Time to Say Goodbye to Google Fonts

By Simon Wicki

November 30, 2020

Google Fonts

I’ve used Google Fonts in prototypes and in 10M+ MAU products. It’s incredibly easy to get started with and provides an amazing font discovery. That’s also why it’s currently still used on over 42M websites!

This convenience has its price: Performance. Many have already pointed out the cost of multiple requests. If you want the remaining speed boost, then you’re best off downloading your used Google Fonts and self-host them.

This is nothing new. In fact it’s been advocated already since years.

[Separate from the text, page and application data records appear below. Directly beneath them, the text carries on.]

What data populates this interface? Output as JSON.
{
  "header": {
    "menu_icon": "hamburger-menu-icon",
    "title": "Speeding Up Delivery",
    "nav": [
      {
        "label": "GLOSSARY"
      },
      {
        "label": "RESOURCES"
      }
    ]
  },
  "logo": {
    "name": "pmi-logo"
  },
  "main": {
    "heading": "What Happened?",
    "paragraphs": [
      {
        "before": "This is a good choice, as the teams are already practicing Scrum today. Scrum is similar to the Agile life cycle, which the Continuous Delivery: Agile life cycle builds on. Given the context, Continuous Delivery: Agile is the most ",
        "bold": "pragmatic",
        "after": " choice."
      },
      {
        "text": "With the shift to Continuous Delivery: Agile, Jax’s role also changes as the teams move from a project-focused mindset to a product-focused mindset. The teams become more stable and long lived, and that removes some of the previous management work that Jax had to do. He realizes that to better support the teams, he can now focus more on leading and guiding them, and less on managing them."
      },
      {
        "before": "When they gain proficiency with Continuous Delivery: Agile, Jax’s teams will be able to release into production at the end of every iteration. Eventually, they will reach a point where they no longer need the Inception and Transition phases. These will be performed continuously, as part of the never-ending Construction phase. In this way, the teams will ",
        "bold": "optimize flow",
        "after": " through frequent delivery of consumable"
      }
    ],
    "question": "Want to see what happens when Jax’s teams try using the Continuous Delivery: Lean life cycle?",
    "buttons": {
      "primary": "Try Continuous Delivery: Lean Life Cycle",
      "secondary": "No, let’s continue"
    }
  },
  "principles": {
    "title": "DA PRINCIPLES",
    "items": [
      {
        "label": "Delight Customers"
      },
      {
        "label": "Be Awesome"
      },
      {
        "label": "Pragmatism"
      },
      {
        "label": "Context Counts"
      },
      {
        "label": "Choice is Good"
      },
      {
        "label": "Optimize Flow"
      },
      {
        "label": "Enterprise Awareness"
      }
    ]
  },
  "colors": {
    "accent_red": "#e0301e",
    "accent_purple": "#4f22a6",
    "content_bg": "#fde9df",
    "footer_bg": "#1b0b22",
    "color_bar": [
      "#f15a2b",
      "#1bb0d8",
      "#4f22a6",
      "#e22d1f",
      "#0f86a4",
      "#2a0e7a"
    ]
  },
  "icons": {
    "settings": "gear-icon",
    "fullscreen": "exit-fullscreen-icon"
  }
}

Even Google themselves advised others to self-host fonts in their Google I/O ‘18 talk about web performance.

Self-hosting fonts vs Google Fonts

By nature Google Fonts, even with all its font and CSS optimisations, can’t be faster than self-hosted fonts.

Sia wrote a great post where she compared the performance between Google Fonts and self-hosted fonts without the impact of a CDN.

Network flow with Google Fonts

Optimised Google Fonts loading with preconnect

Network flow with self-hosting fonts

Optimised self-hosting fonts with preload

The old performance argument

So if the bottom-line performance is in self-hosting fonts’ favour: What was the argument that convinced us developers that Google Fonts is at least as performing as the self-host approach?

Google Fonts was designed to be distributed on a global CDN and reap the caching benefits from it. Users request fonts via said CDN. Chances are that they have downloaded the font resources at an earlier point already from a different site.

“[…] Our cross-site caching is designed so that you only need to load a font once, with any website, and we’ll use that same cached font on any other website that uses Google Fonts.”

https://fonts.google.com/about

Invalidating the old performance argument

Since Chrome v86, released October 2020, cross-site resources like fonts can’t be shared on the same CDN anymore. This is due to the partitioned browser cache (Safari has had this for years already).

In this Google post they explain what the partitioned browser cache is. It got only introduced to prevent a possible cross-site tracking mechanism.

Cache partitioning in other browsers

Safari really cares about privacy. It circumvented this very cross-site tracking attack since years already. Then finally comes Chrome. Other browsers that are based off Chromium, still need to signal or implement the feature.

  • Chrome: since v86 (October 2020)
  • Safari: since 2013
  • 🚫 Firefox: planning to implement
  • 🚫 Edge: most likely soon
  • 🚫 Opera: most likely soon
  • 🚫 Brave: most likely soon
  • 🚫 Vivaldi: most likely soon

Conclusion

Google Fonts resources will be redownloaded for every website, regardless it being cached on the CDN. Self-host your fonts for better performance. The old performance argument is not valid anymore.

Thanks for checking this post out!